§ **PROBLEM TO WORK ON**: Search the records for the string "JSON", then copy each line where it appears.

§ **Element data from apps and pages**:
◇ ◇ ◇ ◇

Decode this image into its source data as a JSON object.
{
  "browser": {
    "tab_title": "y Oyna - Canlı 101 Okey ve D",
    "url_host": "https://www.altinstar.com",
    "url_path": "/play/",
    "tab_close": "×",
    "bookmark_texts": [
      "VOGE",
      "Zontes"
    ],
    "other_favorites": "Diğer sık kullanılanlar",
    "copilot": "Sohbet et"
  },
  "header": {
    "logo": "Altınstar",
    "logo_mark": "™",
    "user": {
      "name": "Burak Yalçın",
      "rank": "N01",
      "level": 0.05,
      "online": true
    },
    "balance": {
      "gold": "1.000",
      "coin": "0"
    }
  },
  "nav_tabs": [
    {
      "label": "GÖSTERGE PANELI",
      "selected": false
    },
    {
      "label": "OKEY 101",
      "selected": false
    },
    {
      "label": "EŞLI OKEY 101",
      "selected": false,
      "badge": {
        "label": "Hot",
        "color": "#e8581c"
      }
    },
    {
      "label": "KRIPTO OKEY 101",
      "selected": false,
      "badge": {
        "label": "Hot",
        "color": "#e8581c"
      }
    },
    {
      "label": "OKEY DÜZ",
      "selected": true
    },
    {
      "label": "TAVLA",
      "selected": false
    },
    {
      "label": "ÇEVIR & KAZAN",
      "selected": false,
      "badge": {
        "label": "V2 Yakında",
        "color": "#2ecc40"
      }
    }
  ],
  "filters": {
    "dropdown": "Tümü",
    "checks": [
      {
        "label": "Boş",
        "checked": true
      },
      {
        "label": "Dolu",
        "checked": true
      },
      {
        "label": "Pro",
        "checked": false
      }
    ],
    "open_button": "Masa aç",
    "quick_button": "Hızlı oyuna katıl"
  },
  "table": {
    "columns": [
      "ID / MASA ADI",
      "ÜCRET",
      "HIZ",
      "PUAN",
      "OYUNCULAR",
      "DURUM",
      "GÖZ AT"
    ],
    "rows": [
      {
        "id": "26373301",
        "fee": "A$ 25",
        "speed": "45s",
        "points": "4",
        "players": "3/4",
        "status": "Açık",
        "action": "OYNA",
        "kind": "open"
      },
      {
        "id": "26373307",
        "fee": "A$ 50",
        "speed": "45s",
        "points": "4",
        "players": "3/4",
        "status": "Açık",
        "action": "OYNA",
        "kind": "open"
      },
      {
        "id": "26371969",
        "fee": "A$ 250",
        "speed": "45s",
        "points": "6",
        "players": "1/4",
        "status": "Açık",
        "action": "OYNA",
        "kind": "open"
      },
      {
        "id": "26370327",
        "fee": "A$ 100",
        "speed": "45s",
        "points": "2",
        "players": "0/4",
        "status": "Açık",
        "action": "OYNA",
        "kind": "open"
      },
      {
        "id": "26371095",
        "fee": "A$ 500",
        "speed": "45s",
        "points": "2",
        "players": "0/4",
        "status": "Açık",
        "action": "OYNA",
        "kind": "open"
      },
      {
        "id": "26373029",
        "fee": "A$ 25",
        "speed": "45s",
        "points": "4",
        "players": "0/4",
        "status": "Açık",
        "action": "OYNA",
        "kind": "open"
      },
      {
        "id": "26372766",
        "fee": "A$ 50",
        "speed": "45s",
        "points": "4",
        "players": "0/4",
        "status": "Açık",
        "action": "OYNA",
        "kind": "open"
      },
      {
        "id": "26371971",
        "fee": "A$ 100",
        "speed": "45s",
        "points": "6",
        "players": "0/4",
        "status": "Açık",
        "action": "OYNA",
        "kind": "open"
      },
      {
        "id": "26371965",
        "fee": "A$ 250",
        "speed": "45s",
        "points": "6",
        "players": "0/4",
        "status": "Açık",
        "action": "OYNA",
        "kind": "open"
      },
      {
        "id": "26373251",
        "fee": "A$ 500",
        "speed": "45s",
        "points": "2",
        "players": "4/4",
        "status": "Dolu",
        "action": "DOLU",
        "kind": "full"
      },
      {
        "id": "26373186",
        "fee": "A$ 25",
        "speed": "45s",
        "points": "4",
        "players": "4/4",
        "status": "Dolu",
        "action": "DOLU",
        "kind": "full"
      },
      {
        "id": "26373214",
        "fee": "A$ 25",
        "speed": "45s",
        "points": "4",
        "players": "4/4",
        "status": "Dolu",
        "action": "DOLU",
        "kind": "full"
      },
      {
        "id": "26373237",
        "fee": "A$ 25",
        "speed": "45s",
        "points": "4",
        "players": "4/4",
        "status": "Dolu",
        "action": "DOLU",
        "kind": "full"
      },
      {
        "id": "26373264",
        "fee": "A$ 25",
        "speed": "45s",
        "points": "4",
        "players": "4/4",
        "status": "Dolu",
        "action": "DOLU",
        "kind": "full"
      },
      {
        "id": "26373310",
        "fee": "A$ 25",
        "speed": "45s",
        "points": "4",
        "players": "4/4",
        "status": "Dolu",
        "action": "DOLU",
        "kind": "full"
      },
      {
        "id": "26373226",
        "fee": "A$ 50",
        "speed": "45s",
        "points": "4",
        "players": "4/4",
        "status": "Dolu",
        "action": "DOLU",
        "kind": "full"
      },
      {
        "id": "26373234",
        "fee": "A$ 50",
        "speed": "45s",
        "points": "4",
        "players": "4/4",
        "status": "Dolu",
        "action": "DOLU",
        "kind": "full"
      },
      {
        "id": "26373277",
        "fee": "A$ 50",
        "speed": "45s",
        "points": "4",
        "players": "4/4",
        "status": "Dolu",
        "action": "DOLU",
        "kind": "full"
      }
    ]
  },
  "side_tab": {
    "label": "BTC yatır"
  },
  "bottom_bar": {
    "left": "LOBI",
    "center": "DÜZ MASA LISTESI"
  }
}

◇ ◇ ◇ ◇

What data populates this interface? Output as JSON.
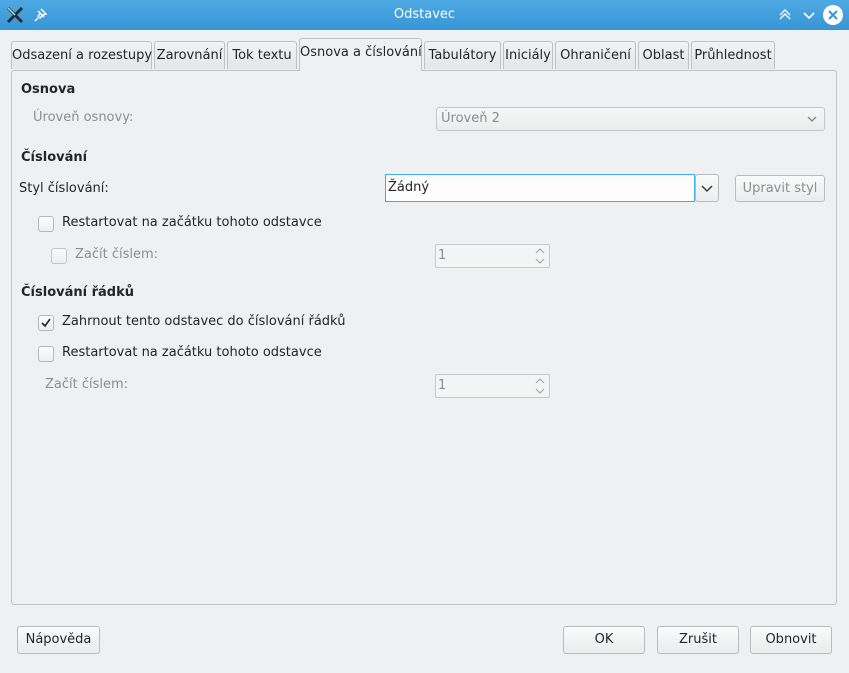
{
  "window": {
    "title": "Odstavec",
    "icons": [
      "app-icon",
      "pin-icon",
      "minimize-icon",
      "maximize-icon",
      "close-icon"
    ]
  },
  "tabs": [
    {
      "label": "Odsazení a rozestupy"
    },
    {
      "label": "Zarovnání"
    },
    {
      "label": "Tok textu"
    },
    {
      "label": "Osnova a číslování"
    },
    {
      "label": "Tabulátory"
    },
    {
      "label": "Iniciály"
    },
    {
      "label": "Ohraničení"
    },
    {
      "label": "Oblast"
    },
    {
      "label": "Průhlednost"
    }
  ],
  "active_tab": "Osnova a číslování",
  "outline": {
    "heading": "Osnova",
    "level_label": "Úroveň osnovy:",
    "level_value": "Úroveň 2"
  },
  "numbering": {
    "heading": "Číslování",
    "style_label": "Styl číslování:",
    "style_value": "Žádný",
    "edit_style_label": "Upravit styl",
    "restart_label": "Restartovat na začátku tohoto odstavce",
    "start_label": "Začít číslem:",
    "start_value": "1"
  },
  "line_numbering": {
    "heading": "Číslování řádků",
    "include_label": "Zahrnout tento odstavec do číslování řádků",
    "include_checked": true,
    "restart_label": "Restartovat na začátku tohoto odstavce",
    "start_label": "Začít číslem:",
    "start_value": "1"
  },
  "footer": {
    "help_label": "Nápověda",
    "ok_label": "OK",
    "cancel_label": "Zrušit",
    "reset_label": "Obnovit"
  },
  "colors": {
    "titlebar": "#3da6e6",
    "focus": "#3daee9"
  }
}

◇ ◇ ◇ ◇

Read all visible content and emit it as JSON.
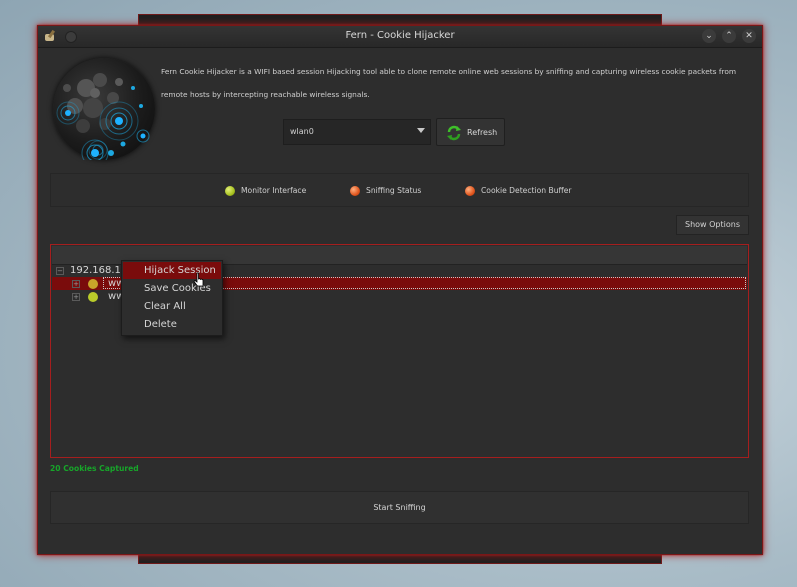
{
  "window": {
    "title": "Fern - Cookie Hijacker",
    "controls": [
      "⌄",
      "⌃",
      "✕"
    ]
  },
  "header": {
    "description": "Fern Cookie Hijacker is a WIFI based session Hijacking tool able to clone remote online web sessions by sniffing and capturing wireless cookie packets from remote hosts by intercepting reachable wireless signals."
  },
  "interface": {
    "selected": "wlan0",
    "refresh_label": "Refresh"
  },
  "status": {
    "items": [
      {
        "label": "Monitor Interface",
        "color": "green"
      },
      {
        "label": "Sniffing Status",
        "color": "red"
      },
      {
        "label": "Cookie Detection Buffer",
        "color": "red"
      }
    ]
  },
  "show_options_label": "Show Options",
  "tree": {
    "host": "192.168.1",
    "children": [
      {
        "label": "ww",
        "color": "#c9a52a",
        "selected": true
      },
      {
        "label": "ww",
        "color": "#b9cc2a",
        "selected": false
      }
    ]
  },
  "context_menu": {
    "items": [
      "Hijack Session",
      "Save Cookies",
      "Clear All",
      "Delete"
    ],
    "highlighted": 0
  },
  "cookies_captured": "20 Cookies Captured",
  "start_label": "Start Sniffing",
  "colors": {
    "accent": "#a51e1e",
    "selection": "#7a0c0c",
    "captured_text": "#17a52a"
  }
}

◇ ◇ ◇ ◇

§ **REPLY TO THE EXERCISE**:
Decode this image into its source data as a JSON object.
What data populates this interface? Output as JSON.
Read all visible content and emit it as JSON.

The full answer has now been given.